I realize that the title of this post might not be the most fascinating post but, I try to make it a point to post about things that I think will inform other developers and there are a lot of developers working on federated security right now, especially those attempting to bridge the gap to the cloud either by moving to Azure or creating Azure-Enterprise hybrids.
Before I get to the how of this, let’s talk about the why. Why is this elegant or simple? Under the hood it is anything but simple, but the developers of individual applications within your enterprise as well as developers of partner applications will thank you for this and it does make this far simpler.
There are a couple of scenarios here, but I’ll talk about the two major ones (other scenarios are usually just variants/combinations of the below):
- Federation with Business Partners. In this scenario there are external business partners to whom you wish to grant access to your web app.
- Federation of related applications within the same enterprise, also enabling SSO. In this scenario your enterprise has many web applications and multiple active directory domains and you wish to allow anyone from either domain to access any of the web applications.
In my case I had to create something like #2, although the fact that #1 becomes possible “for free” didn’t hurt. In my scenario I had a full-blown enterprise domain that was managed by the IT people and I had a separate active directory in which customer accounts were stored and against which customers needed to authenticate. The goal here was to provide a unified interface so that internal employees and external customers authenticated against the other domain would have the same SSO login screen. ADFS let me do that, and it actually wasn’t all that difficult once I got advice from the right people and got the hang of the terminology.
So, before I get into how I got ADFS to federate authentication of all my enterprise web applications across two domains, let’s run through some terms. If you know this already, feel free to skip ahead to the good stuff:
- Relying Party Trust – A relying party is an application that relies on the federated security system for authentication and authorization. The application agrees to give up isolated management of user information and permissions and trusts that the federated system will take care of those details. It becomes passive and expects that information about the user’s identity and permissions will come across as claims.
- Claims Provider Trust – Claims Provider trusts are essential for multi-domain federation. This is basically a trust relationship where you are telling your ADFS configuration that you trust that a specific set of claims can come from an external ADFS server (or other standards-compliant token server). Here we might create a claims provider trust from the employee ADFS to the customer ADFS, but I’ll explain more on that later.
- Attribute Store – Attributes are bits of information that can be returned to relying parties in the form of claims. ADFS comes pre-configured to use Active Directory as an attribute store. This lets you return claims for first name, given name, e-mail address, etc.

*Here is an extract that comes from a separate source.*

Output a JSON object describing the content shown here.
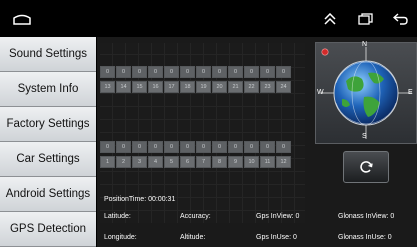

You can also create custom attribute stores or use SQL server.
When you’re looking at the ADFS configuration, you’ll see a tree menu on the left that you can use to build these trust relationships and configure these stores:
When you configure a relying party trust, and then add claims rules (a topic for yet another post), you will be able to authenticate that website using the ADFS server instead of a mechanism built into that website.
When you have a Claims Provider Trust pointing from one ADFS server to the other, ADFS will actually bring up a screen that allows the user to choose which ADFS server they want to use for authentication. If you give them friendly descriptions, you can have the ADFS server prompt users to choose between things like Internal Employee and Customer.
The tricky part here is you have to pick the one ADFS server to serve as the one that all the applications use in their Web.config files. This server will then examine its configuration and if it is possible to get claims from another provider for a particular relying party, it will prompt the user with a dropdown. The other tricky part is that on the second ADFS server (in my case, the Customer ADFS server), you need to have a relying party configuration that points back to the Employee (or ‘master’) ADFS server.
So, to recap: You have web applications (ASP.NET/ASP.NET MVC in my case, but they can be other frameworks) that give up their own right to manage their own authorization and authentication. In doing so, they point to a central or master ADFS server within their Web.config files. This central ADFS server has a list of Claims Provider Trusts that is basically a list of all other external (either in-building or out on the internet) ADFS servers that can provide claims. The end user, when prompted to authenticate, chooses which of these ADFS servers they want to authenticate against (they see the friendly display name, e.g. ‘Customer’ or ‘Employee’ or ‘Vendor’ or ‘Supplier’ etc). The authentication takes place on the appropriate ADFS server and then tokens get bounced around over HTTP and as cookies until the user is finally taken back to the secure website.
The end result is that you can have a bunch of web applications within your enterprise, out in the cloud, or within partner enterprises that can all share a pool of user credentials for authentication and authorization without any information ever leaving its own privacy scope. Business A can use an application hosted by Business B and that application can ask the web user whether they are a Business A or Business B user and authenticate them properly.
I realize that it took an awful lot of words to explain this and walk through how this kind of configuration works, but it’s for a good cause. What I’m trying to get at here is that the days of having to build a plethora of applications, each of which having their own private silo of user information, are gone. Tools like ADFS give us the ability to create suites of interconnected apps within our enterprise as well as allow users from outside the enterprise to use these applications without incurring huge maintenance overhead with complicated nightly user-FTP jobs to synchronize accounts, etc.